I am sure that this comes as no surprise to those who have been reading this site for any length of time. Now let me explain how this applies to the public reading of Scripture.
Perhaps it would be useful to first explain how we publicly read Scripture at Grace Fellowship Church. We do it as one component of our worship service. Here is how a typical service might proceed:
- Welcome and Prayer
- Scripture Reading
- Pastoral Prayer
The music is led by a lead worshipper and the musicians are a mix of men and women. The prayer tends to be led by the elders of the church (and the pastoral prayer is always led by the elders), but on some occasions we have both men and women of the church pray.

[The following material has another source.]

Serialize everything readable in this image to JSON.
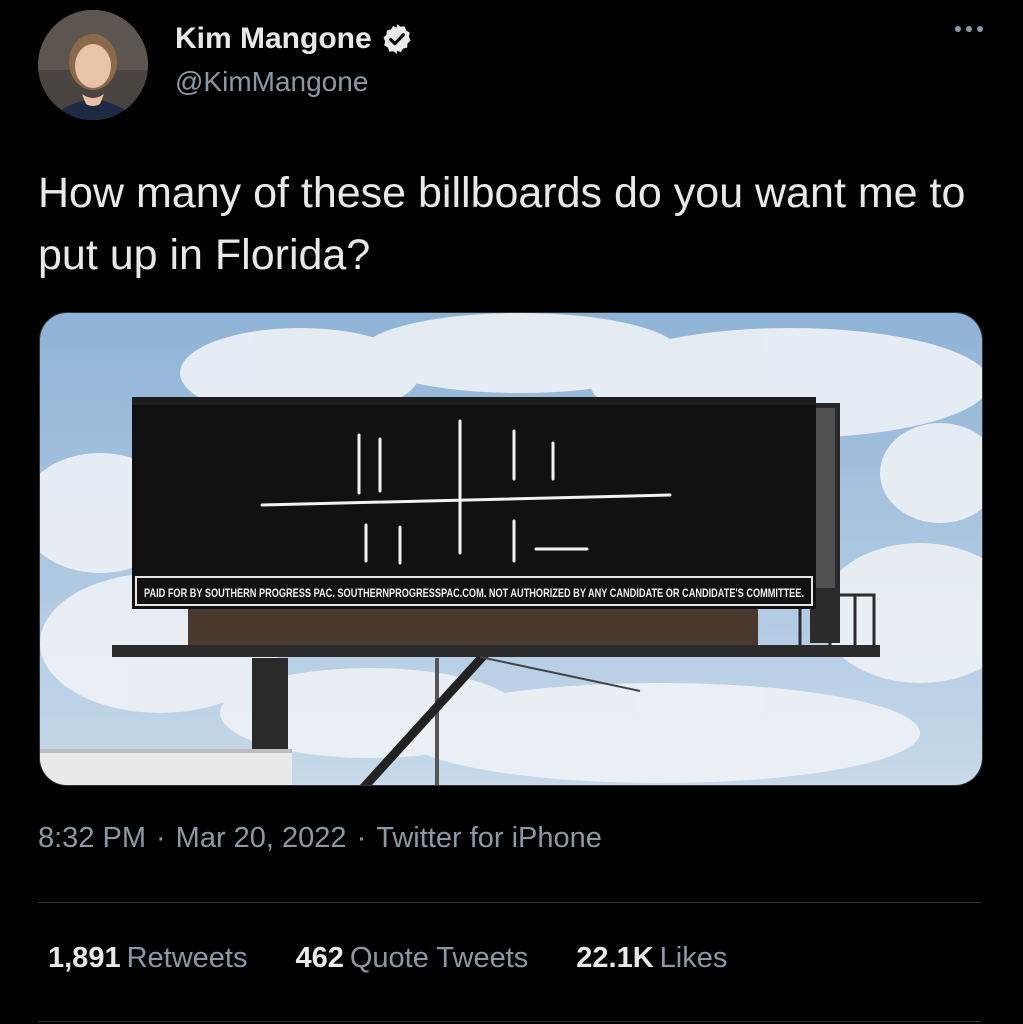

Of course the sermon is always preached by one of the elders or, on occasion, by a man appointed by the elders (such as a non-elder who is a gifted teacher). So some of the components of the service are open to men and women while some are open only to men. The question is, where does Scripture reading fall?
Our Scripture reading will often be lengthy—an entire Psalm or a full chapter of the Bible. We preface the reading by declaring, “This is what Holy Scripture says” or something similar. We conclude it by again declaring, “This is the Word of the Lord,” to which the congregation responds, “Amen.” We build that formal structure around the Scripture reading to set it apart and to give it weight. We expect people to understand that this is not mere formality and it is not merely words they are hearing. Rather, they are hearing the very words of God.
If you read through the article in which I described how we go about preparing to read Scripture, you will see that we expect those who read to understand that this is a teaching ministry. The preparation is meant to be preparation to teach—not just to read well, but to read in such a way that the reader is a teacher.
In this way we see the public reading of Scripture as being in the same category not as singing or praying, but as preaching. It is a teaching role.
I believe we stand on firm biblical grounds here. In 1 Timothy 4 Paul tells Timothy to devote himself to 3 things—3 related things: the public reading of Scripture, exhortation and teaching. This follows Paul’s instruction that women are not to teach or exercise authority over men. It is my understanding that this applies to all 3 of these things—reading Scripture, exhortation and teaching. These are 3 parts of the same ministry—that of exercising authority in teaching. So I see it explicitly there, and then I find it implicit in my general understanding of teaching, gender roles and complementarity.
So I suppose what I would want you to see is that my conviction about the public reading of Scripture in the worship services is built upon the same foundation as my conviction about the preaching ministry. They are two components of the same ministry, and, therefore, what applies to one applies to the other.